» WHAT YOU HAVE TO DO
If a line in the entries below contains "metrede", copy it.

--- START ---

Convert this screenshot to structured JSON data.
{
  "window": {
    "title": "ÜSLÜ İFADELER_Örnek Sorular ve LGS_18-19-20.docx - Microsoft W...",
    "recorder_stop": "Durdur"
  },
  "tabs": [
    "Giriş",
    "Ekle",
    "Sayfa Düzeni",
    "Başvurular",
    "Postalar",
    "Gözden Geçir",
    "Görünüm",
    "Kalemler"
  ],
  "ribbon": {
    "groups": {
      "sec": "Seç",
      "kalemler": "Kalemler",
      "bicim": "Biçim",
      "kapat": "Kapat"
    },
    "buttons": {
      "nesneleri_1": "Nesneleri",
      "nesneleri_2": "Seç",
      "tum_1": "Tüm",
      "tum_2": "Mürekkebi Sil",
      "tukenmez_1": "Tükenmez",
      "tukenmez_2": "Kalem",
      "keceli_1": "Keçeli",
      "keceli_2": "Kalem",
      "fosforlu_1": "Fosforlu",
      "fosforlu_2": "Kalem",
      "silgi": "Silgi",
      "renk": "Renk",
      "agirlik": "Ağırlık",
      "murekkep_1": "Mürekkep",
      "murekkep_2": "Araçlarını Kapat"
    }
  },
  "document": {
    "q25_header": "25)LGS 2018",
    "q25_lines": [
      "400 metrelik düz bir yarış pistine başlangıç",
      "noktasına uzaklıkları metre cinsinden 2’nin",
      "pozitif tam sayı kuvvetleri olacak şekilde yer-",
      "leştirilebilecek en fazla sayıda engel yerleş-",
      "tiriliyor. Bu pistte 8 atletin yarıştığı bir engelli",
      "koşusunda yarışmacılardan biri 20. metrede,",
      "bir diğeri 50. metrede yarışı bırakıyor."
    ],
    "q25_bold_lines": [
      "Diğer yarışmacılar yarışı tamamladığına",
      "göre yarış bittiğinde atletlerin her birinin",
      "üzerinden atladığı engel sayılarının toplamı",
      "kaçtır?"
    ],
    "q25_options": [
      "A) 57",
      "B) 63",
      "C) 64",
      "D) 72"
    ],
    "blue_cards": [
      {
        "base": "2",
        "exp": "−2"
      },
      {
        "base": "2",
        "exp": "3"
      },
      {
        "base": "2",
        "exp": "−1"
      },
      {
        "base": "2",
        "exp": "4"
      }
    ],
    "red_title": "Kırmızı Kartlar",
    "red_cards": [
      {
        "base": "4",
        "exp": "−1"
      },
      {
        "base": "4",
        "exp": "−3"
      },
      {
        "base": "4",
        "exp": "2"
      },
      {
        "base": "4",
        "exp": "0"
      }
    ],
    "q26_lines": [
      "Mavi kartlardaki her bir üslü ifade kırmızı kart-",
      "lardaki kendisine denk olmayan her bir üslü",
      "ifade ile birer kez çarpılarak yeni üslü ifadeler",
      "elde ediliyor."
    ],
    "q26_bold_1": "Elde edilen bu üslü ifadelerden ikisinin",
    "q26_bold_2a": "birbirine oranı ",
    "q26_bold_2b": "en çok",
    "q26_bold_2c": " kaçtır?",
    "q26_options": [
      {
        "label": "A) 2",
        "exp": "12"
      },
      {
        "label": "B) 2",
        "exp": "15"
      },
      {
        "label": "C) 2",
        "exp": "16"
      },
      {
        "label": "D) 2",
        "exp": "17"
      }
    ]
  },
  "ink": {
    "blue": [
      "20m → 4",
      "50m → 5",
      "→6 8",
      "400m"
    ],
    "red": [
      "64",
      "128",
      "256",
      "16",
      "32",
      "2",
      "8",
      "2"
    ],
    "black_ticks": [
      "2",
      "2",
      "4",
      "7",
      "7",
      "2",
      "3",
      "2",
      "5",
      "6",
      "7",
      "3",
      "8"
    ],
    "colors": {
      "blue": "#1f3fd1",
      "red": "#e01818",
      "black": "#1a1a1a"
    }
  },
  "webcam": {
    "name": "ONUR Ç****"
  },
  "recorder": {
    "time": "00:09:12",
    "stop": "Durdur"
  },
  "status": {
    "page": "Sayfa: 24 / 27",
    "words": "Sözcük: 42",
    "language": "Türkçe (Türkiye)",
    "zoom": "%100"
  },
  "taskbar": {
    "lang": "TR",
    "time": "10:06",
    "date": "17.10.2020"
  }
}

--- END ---

» ANSWER TO THE EXERCISE
      "koşusunda yarışmacılardan biri 20. metrede,",
      "bir diğeri 50. metrede yarışı bırakıyor."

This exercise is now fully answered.